#### ENTRIES SHOWN

- - - - - - -

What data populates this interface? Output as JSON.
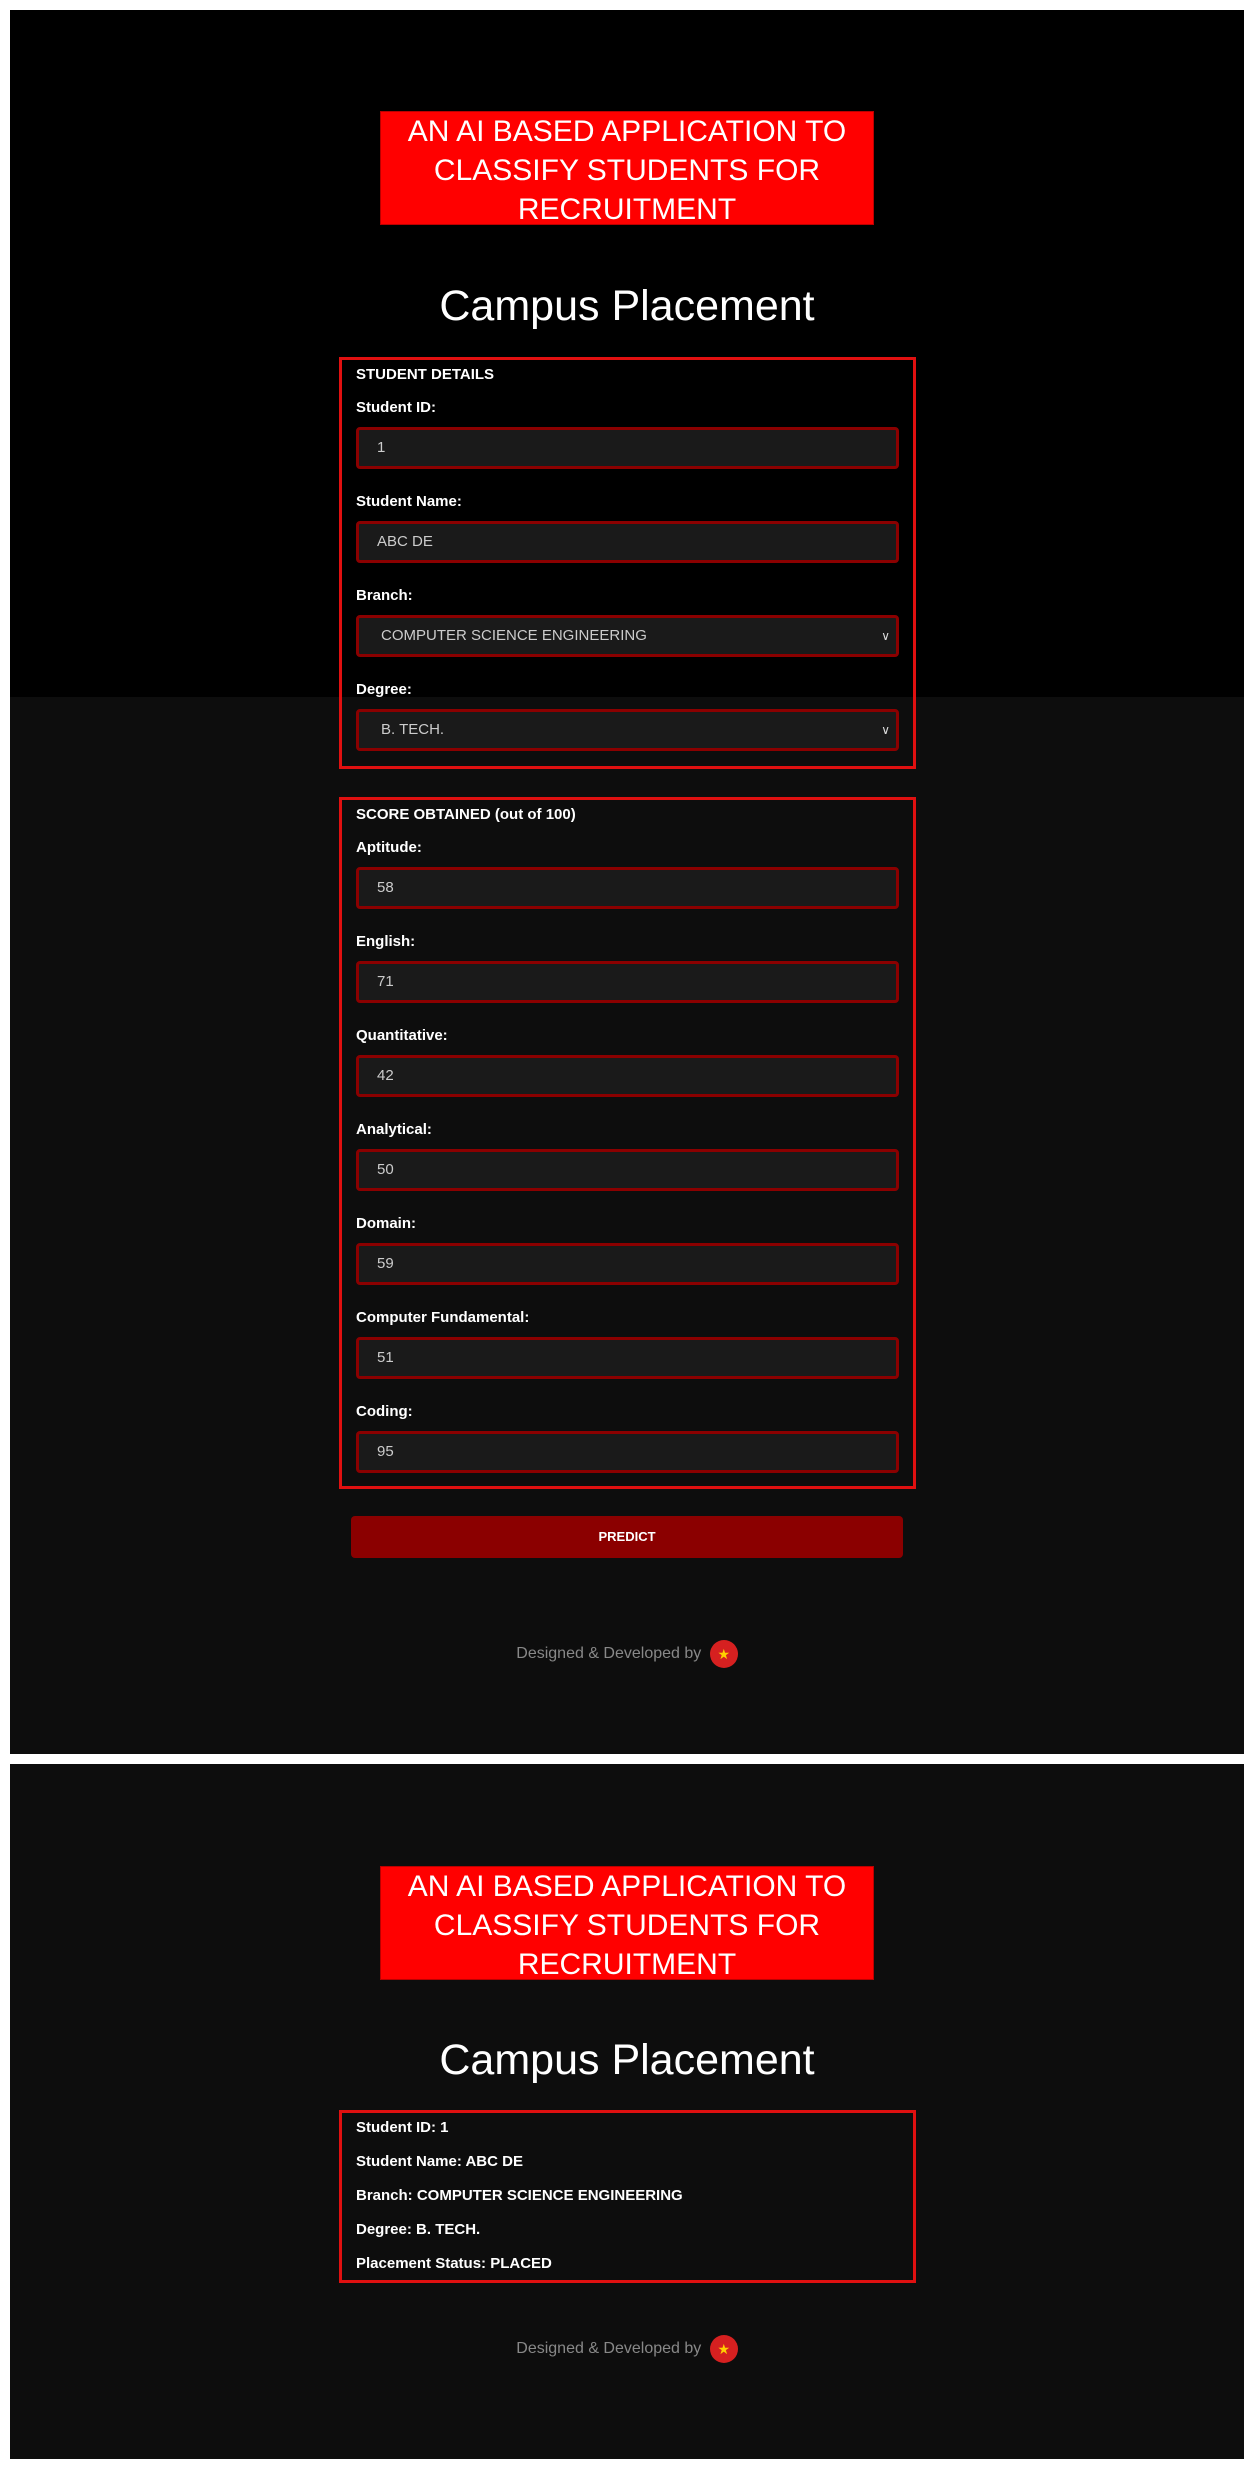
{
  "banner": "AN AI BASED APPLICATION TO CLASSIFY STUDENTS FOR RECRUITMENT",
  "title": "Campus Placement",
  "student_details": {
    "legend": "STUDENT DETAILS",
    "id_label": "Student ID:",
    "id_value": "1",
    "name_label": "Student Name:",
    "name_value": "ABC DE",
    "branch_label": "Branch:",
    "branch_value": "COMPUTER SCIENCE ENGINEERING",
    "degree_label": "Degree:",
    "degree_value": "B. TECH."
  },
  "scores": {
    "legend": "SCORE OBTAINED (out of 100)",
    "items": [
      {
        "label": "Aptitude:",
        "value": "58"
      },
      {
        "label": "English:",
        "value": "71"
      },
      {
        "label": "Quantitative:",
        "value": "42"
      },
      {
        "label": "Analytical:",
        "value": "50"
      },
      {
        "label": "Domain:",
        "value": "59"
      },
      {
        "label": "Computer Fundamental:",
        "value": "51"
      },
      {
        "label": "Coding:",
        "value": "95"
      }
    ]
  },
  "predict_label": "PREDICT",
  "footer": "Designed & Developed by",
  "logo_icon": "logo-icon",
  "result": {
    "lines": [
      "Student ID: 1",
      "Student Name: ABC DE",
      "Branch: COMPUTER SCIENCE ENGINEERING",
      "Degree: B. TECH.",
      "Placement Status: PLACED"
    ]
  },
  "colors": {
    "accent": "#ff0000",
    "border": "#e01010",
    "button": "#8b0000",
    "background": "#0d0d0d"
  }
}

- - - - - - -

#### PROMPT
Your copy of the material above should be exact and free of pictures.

#### TASK OUTPUT
What data populates this interface? Output as JSON.
{
  "banner": "AN AI BASED APPLICATION TO CLASSIFY STUDENTS FOR RECRUITMENT",
  "title": "Campus Placement",
  "student_details": {
    "legend": "STUDENT DETAILS",
    "id_label": "Student ID:",
    "id_value": "1",
    "name_label": "Student Name:",
    "name_value": "ABC DE",
    "branch_label": "Branch:",
    "branch_value": "COMPUTER SCIENCE ENGINEERING",
    "degree_label": "Degree:",
    "degree_value": "B. TECH."
  },
  "scores": {
    "legend": "SCORE OBTAINED (out of 100)",
    "items": [
      {
        "label": "Aptitude:",
        "value": "58"
      },
      {
        "label": "English:",
        "value": "71"
      },
      {
        "label": "Quantitative:",
        "value": "42"
      },
      {
        "label": "Analytical:",
        "value": "50"
      },
      {
        "label": "Domain:",
        "value": "59"
      },
      {
        "label": "Computer Fundamental:",
        "value": "51"
      },
      {
        "label": "Coding:",
        "value": "95"
      }
    ]
  },
  "predict_label": "PREDICT",
  "footer": "Designed & Developed by",
  "logo_icon": "logo-icon",
  "result": {
    "lines": [
      "Student ID: 1",
      "Student Name: ABC DE",
      "Branch: COMPUTER SCIENCE ENGINEERING",
      "Degree: B. TECH.",
      "Placement Status: PLACED"
    ]
  },
  "colors": {
    "accent": "#ff0000",
    "border": "#e01010",
    "button": "#8b0000",
    "background": "#0d0d0d"
  }
}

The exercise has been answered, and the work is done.